Helene Muller won the women's 50m freestyle in 25.94, one-hundredth of a second inside Marianne Kriel's eight-year-old mark - although she was just outside Egyptian Rania Elwani's 25.90 Africa record. She was followed home by a fast finishing bunch that included Stacey Bowley (KZN) (26.22), American visitor Denali Knapp (Northern Tigers) (26.43), Charlenne Wittstock (KZN) (26.51), Julia Russell (KZN) (26.51) and Christine Cech (KZN) (26.65).
She hammered five continental marks in the 100m and 200m freestyle during the week.
Double Olympic champion Heyns used the "Fastskin" suit for the first time in competition.

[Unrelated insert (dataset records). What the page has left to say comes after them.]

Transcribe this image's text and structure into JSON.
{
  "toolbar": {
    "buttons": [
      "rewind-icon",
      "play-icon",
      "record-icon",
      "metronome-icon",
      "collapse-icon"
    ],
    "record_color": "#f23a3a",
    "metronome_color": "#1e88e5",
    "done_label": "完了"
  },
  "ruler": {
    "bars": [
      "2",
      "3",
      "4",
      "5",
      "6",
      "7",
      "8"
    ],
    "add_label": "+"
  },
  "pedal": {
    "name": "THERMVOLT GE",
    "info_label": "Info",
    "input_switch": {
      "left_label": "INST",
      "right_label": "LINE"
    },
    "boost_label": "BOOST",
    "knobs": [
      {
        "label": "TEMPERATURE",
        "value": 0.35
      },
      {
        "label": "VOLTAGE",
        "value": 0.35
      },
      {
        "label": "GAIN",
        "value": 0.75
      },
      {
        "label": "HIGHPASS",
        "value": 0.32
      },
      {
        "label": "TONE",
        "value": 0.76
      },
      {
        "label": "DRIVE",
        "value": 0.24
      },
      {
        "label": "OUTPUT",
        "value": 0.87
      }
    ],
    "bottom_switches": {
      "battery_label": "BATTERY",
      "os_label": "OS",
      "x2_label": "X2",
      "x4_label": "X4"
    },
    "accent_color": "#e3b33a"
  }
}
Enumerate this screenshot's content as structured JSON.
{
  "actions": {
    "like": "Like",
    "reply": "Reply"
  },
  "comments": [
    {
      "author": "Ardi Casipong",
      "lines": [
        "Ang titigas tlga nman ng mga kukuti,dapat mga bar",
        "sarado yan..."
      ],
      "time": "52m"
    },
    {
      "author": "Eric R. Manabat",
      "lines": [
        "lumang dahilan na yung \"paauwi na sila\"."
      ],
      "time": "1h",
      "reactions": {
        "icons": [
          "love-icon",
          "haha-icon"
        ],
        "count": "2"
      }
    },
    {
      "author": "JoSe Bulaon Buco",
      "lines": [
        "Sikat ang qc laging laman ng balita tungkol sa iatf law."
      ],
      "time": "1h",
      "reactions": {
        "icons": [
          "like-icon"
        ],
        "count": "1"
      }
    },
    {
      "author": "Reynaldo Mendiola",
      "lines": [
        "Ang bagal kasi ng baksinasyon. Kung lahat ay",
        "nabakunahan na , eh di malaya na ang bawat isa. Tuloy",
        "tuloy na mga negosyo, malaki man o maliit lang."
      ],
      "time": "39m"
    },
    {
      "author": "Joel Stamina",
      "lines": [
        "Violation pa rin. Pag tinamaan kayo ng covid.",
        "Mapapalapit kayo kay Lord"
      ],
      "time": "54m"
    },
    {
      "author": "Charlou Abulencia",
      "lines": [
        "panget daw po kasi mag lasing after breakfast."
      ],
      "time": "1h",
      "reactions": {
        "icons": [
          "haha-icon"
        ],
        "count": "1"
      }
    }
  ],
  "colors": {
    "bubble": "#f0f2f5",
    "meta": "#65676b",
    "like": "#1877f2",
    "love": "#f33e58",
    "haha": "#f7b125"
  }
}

"I just did it to test the suit," said the 14-time world record-holder, who clocked 31.16, short of her 30.83. "I don't think the legs with the breaststroke feels that good.
"If I'd swum that in a regular suit, I think it would have been a bit better, but I don't think it would have been a world record."
Dedekind, Nicholas Folker (KZN), Schoeman and Herman Louw (KZN) were disqualified after an over-ambitious start by Louw, swimming the final fourth leg.
Although the disqualification by officials appeared disputable, the four would not have beaten the unofficial 1:29.16 mark set by the United States in 1987.
They finished in 1:29.23 with Dedekind - who retained the SA 50m freestyle title in a time of 22.13 on Saturday night - registered a slow 22.89 on the first leg.
Schoeman, the top-ranked sprinter in the world, scorched an incredible 21.55 which would translate to 22.05 in a regular race - one-hundredth of a second outside his 22.04 Africa record.
Folker swam 21.96 (22.46) and Louw 22.83 (23.33).
An ecstatic Verster, who pumped his hands into the air on seeing his 53.77, said he was relieved to have achieved an Olympic qualifying criterion.
"I left it a little late in the competition. It's not very nice to swim alone," said the Durban-based professional swimmer, who managed an Olympic standard at the Pan Pacific championships last year.
"Getting the time here carries more weight (Olympic with team selection), they want to see us improving."
KwaZulu-Natal 'A' won the men's and women's 4x100m medley relays.